Though she now lives in Paris, Ms. Fraser-Cavassoni, 54 (“Studio 54,” she said), had returned to New York, where she worked and caroused decades ago, to promote her new autobiography, “After Andy: Adventures in Warhol Land.” This she is doing with the fervor she learned canvasing for her father, and a refreshing frankness. For example: “I did cocaine, and I don’t regret that.”
She was hired by Andy Warhol days before his death in 1987, back when the words “coffee shop” indicated not Starbucks nor Stumptown, but a Greek diner like one of his favorites, Three Guys, down the street.
“There was something about Andy and his lot that was Knights of the Roundtable-ish,” Ms. Fraser-Cavassoni said. “I love all those knights, and the dark knights, like Larry Gagosian,” the art dealer.
She has written several previous books, including one about the producer Sam Spiegel, another former employer. But this one fills in most colorfully the lines of her own life, offering a dollybird’s-eye view of, among other matters, her mother’s affair with the playwright Harold Pinter.
“She’s very stoic,” Ms. Fraser-Cavassoni said. “She’s got this thing, ‘what can’t be cured has to be endured,’ and my generation, we’re the moaners.”
Though Mr. Pinter eventually became her stepfather, her literary tastes ran more toward another Harold — Robbins.
“He really had a grasp of how people could have it all, and it was never enough,” she said.
Before marrying Jean-Pierre Cavassoni, she had high-profile dalliances of her own, with Mick Jagger and the punk polymath Malcolm McLaren, who said “‘I love you, Natasha, because you take the cobwebs out of my brain,’” she recalled. “How many times did I hear about Sid Vicious’s mother carrying around his ashes and dropping them in the fish and chip shop?” She made a brisk “get on with it” motion.
On her right wrist glittered a bracelet of facing serpent’s heads, a gift to her mother from the English decorator Nicky Haslam, which Ms. Fraser-Cavassoni purloined in part because it reminded her of her twin teenage daughters, born in the Year of the Snake. “Sometimes they hiss,” she said. On the table idled a Chanel purse circa 1990, covered in Warhol-inspired splotches, the spoils of an apprenticeship to Karl Lagerfeld. “From the first collection I worked on,” Ms. Fraser-Cavassoni said. “Isn’t that funny?”
A plate of cookies had been brought over. Ms. Fraser-Cavassoni ignored them but insisted the maître d’ let her take a photo of “After Andy” in the pastry case, artfully nestled between the profiteroles and the opera cakes.

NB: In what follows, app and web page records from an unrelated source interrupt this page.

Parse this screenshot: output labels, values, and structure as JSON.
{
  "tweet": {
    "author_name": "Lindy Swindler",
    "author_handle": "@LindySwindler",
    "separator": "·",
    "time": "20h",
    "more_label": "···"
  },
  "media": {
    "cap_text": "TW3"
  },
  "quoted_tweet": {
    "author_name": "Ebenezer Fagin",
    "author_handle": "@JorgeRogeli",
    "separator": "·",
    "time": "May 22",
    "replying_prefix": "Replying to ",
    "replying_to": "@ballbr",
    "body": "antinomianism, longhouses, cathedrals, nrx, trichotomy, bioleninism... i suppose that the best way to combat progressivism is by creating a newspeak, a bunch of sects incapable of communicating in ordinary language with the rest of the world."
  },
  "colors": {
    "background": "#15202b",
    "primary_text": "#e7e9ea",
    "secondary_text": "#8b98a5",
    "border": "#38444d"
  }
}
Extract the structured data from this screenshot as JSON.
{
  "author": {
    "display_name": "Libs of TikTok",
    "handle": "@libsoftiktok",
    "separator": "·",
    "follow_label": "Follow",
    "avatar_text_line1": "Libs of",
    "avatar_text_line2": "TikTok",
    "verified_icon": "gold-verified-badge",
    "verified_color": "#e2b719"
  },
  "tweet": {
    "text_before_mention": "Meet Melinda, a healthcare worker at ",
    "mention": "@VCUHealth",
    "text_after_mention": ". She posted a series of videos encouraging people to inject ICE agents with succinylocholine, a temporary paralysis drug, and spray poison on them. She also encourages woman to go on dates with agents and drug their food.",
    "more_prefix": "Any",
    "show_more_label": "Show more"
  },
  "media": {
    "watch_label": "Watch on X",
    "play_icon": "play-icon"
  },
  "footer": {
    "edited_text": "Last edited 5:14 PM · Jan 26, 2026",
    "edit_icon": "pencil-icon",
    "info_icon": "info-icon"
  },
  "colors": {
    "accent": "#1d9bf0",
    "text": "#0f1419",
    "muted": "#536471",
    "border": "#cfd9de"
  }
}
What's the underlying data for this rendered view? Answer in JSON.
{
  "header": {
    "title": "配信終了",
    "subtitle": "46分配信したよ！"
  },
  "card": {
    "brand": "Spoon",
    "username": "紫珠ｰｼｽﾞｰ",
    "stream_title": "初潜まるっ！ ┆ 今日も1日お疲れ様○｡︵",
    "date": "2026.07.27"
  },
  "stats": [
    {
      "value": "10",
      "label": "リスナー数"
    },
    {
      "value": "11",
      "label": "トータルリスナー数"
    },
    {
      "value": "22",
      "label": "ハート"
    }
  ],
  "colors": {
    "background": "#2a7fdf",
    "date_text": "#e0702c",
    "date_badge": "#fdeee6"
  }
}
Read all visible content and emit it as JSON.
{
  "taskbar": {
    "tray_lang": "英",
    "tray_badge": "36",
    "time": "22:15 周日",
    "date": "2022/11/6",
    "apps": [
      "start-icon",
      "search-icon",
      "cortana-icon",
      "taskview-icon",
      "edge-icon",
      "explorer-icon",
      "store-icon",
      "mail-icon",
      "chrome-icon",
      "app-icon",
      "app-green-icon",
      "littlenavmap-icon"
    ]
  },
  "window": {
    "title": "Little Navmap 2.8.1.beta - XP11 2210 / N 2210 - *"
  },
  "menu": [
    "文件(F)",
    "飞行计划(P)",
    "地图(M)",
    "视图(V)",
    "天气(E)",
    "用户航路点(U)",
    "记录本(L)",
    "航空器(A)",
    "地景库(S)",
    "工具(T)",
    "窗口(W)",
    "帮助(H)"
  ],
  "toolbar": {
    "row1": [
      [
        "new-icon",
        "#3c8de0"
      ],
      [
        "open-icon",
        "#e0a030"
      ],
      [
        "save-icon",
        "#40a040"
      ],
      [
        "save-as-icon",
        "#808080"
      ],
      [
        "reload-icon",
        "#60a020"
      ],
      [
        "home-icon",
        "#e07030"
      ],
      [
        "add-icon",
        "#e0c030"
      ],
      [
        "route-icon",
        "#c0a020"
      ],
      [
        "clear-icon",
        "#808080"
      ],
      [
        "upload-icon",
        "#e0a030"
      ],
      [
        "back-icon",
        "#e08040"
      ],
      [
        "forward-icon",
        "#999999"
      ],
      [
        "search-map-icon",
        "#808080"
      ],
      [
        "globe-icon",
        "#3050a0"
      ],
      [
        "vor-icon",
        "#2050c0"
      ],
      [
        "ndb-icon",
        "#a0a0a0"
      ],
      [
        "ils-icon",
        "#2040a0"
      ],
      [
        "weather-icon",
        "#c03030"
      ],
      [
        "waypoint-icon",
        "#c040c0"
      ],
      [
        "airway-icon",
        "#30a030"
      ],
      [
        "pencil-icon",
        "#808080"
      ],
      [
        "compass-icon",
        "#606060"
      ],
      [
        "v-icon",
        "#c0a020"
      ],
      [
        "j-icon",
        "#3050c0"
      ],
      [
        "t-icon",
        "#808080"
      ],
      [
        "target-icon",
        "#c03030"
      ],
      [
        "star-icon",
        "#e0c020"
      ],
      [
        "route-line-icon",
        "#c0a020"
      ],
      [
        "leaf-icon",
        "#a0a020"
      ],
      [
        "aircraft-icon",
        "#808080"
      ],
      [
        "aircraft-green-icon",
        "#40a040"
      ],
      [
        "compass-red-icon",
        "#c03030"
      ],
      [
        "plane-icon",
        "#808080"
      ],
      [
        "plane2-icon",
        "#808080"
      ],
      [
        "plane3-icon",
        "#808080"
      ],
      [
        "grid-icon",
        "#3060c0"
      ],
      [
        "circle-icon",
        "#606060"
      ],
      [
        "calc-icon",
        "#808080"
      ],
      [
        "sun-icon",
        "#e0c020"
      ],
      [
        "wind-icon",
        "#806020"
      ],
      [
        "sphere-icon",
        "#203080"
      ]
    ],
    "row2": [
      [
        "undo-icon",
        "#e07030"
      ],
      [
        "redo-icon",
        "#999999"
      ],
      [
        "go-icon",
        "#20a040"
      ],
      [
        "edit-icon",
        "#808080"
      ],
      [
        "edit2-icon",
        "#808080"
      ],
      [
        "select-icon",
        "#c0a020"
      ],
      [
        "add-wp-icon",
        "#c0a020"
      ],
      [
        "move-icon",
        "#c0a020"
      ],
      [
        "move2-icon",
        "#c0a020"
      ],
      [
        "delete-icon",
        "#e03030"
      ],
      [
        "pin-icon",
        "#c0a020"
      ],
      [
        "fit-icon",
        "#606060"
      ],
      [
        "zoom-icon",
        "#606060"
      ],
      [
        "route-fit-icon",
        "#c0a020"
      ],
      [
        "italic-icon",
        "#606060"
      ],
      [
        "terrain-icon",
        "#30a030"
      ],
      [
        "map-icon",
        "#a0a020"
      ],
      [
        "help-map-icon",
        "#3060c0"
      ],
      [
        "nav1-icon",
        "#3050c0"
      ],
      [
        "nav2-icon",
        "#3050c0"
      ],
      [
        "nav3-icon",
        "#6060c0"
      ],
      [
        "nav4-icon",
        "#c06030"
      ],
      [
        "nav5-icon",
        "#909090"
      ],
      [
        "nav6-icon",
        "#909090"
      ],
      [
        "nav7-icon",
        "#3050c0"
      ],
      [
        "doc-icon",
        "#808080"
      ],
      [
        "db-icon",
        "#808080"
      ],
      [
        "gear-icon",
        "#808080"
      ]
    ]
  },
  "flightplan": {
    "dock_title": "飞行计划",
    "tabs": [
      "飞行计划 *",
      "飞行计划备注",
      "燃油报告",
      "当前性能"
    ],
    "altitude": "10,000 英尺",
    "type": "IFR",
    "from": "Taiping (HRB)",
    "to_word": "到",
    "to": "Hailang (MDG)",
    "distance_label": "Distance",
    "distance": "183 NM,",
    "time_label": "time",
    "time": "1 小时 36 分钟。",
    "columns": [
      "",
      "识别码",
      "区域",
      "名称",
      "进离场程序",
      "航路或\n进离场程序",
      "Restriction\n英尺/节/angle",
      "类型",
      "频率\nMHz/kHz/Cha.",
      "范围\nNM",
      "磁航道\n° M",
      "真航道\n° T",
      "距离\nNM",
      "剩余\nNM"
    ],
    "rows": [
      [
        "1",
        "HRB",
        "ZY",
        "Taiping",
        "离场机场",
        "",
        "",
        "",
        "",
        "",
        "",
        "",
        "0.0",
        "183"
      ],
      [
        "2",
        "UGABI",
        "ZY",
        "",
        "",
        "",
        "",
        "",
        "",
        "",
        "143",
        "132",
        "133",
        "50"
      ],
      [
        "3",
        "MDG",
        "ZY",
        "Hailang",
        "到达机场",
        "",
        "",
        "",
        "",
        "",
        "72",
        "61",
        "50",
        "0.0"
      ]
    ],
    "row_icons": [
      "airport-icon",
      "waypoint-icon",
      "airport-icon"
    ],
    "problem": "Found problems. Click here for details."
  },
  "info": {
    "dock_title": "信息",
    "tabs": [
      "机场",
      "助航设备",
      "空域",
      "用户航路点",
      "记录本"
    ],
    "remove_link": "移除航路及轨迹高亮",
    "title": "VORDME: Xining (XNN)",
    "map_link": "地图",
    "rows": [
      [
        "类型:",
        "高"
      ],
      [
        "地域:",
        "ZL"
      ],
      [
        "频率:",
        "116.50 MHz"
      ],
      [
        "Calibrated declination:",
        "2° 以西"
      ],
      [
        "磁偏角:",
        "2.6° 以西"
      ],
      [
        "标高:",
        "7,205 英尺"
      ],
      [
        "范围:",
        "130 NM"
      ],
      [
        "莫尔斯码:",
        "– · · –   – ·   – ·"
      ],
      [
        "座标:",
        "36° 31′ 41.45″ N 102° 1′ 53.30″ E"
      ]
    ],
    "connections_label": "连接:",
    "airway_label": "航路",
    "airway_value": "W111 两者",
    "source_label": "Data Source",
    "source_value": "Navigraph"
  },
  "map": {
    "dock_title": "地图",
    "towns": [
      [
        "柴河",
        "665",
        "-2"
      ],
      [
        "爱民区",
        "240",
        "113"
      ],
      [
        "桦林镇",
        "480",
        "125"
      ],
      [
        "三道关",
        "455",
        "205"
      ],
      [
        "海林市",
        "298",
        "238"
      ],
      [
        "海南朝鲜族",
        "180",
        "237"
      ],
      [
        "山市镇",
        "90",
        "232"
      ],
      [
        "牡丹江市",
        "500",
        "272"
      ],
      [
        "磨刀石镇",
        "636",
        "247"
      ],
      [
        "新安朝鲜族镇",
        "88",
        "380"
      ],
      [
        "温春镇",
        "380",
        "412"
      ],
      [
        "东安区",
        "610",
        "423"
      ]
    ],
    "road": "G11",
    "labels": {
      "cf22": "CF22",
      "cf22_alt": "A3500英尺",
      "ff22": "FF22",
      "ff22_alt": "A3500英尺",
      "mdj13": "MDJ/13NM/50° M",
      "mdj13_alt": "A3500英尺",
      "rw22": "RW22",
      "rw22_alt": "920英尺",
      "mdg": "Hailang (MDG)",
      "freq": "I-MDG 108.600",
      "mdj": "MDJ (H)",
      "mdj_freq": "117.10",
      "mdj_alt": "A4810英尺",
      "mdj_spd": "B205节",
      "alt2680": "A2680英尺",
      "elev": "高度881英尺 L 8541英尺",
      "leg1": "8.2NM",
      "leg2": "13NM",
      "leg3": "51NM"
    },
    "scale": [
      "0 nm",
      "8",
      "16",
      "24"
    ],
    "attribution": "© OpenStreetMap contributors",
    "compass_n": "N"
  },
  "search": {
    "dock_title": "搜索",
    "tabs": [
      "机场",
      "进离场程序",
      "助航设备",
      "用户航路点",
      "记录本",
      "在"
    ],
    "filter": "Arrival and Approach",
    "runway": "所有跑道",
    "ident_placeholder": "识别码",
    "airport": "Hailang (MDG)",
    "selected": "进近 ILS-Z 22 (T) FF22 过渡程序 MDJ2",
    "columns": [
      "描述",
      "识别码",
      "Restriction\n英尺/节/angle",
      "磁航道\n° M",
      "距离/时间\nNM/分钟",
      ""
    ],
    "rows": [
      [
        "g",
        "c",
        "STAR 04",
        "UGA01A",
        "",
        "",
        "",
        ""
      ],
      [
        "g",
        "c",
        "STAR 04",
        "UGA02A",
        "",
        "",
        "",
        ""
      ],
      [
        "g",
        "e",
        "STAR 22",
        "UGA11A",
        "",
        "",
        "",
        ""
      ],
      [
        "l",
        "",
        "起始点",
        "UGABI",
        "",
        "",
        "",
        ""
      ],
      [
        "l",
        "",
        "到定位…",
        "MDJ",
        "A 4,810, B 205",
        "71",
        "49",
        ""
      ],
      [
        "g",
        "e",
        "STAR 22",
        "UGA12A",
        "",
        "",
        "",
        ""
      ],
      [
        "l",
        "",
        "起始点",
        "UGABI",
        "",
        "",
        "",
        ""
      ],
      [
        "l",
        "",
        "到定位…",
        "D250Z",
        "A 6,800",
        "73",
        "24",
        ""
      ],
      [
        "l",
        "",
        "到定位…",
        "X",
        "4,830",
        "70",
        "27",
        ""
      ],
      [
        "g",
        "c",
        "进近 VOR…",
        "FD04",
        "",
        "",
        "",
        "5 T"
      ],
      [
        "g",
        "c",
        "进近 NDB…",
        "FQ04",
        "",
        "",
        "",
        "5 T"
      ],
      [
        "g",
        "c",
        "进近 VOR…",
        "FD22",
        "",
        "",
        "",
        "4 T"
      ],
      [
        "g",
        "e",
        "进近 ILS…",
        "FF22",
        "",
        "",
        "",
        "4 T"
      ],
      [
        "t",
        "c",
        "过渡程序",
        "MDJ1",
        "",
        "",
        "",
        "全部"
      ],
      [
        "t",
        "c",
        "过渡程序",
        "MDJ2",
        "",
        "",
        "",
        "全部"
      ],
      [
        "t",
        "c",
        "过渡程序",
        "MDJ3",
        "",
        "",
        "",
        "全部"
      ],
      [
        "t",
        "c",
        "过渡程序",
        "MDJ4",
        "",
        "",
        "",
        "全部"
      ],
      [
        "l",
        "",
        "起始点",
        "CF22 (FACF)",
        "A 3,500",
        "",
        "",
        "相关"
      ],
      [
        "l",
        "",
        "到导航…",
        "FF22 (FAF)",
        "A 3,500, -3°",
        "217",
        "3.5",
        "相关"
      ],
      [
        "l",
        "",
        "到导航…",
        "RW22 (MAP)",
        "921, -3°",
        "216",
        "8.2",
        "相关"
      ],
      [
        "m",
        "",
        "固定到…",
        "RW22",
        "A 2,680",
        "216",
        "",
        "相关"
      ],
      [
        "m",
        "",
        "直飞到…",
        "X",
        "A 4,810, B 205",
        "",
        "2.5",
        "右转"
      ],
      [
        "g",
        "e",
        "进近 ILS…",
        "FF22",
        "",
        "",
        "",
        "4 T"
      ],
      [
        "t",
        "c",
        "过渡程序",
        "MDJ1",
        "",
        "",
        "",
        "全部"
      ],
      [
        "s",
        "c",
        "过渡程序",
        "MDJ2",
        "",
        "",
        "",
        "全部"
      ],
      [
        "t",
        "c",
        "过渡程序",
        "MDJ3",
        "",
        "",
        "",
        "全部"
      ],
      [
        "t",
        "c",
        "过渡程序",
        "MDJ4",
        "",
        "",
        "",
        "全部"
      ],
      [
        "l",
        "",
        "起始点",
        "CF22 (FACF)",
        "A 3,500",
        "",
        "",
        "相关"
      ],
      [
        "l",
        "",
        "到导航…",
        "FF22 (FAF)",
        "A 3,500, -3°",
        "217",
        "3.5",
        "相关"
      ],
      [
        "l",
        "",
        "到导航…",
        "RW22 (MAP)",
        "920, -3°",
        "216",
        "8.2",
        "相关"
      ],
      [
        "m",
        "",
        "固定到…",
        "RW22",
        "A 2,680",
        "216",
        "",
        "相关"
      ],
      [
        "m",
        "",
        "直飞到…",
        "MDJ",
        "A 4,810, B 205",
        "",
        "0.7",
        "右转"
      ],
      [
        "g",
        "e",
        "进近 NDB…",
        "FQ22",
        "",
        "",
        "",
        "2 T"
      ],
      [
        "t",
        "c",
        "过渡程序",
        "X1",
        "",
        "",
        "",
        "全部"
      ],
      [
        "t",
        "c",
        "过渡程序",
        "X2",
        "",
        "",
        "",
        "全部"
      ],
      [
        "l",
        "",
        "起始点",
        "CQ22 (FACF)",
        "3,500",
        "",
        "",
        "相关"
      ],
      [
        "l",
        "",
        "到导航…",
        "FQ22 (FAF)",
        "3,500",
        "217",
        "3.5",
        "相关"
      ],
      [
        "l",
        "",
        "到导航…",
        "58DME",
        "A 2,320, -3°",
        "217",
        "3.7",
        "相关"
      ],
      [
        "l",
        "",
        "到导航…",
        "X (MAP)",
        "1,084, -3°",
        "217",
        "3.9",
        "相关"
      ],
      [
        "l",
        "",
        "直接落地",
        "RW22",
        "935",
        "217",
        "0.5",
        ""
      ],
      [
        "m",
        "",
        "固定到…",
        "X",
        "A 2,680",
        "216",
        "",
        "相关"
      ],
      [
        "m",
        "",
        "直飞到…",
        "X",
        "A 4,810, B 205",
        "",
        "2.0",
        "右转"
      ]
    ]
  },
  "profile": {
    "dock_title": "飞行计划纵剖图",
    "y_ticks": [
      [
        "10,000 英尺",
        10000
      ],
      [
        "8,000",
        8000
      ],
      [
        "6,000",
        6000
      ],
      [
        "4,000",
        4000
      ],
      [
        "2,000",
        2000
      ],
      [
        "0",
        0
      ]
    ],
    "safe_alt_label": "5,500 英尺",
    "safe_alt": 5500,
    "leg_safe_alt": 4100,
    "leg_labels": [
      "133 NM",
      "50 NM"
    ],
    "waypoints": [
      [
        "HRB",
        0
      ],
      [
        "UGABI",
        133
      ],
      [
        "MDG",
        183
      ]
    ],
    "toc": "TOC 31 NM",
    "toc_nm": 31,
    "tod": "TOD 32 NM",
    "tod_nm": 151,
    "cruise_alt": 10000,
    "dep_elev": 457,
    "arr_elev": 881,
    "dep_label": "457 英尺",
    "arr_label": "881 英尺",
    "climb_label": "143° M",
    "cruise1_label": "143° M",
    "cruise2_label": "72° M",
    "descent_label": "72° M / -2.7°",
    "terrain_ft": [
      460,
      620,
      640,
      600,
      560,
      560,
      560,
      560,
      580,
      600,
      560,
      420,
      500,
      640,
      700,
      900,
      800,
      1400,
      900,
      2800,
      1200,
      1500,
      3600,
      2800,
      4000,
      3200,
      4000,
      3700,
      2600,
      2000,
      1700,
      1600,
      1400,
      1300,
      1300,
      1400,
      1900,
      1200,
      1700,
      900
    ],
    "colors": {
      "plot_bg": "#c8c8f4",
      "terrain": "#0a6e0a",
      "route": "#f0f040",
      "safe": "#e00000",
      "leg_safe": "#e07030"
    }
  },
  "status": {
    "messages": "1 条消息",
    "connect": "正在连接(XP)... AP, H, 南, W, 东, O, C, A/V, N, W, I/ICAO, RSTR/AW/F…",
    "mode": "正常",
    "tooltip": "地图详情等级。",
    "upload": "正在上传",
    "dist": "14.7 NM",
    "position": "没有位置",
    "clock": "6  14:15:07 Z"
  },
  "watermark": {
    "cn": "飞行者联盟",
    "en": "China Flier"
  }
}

She strode out onto Madison Avenue, toward the Brutalist but blissfully chilled building of the Met Breuer, the contemporary outpost of the Metropolitan Museum that once housed the Whitney Museum of American Art. There were major Warhol shows there in 1971 and 1979, the latter including a series about Mr. Jagger.
Today Ms. Fraser-Cavassoni was pleased to see an exhibition devoted to the Austrian-Italian architect Ettore Sottsass, the founder of the Memphis Group of design championed by Mr. Lagerfeld and another mutual friend, Jean Pigozzi, the businessman and collector who once held a majority interest in Spy magazine.
“I spent a weekend with him — several, actually,” she said of Mr. Sottsass, stepping into the large elevator.
Upstairs, her peep-toe espadrilles padding quietly on the stone floors, Ms. Fraser-Cavassoni examined a large abstract necklace (“kind of Egyptian,” she said) and some garish prints. “I feel for very rich people, art is their couture,” she said. “I can’t afford it.”
There was a dresser in the shape of an ornate cathedral laid on its side, and a rather penitent-looking single bed. “I’m tempted to lie on that,” she said, “but I won’t.”
On a nearby screen, images of Mr. Sottsass with Einstein-like mustache were flashing. “He was grumpy,” Ms. Fraser-Cavassoni whispered. “I remember him saying in Italian that I spoke too much.”
But when a 1999 drawing of his titled “Electronic Instruments For the Production of the Ego” popped up, she turned magnanimous.
As with Warhol, she said, “I didn’t realize to what point he was prophetlike.”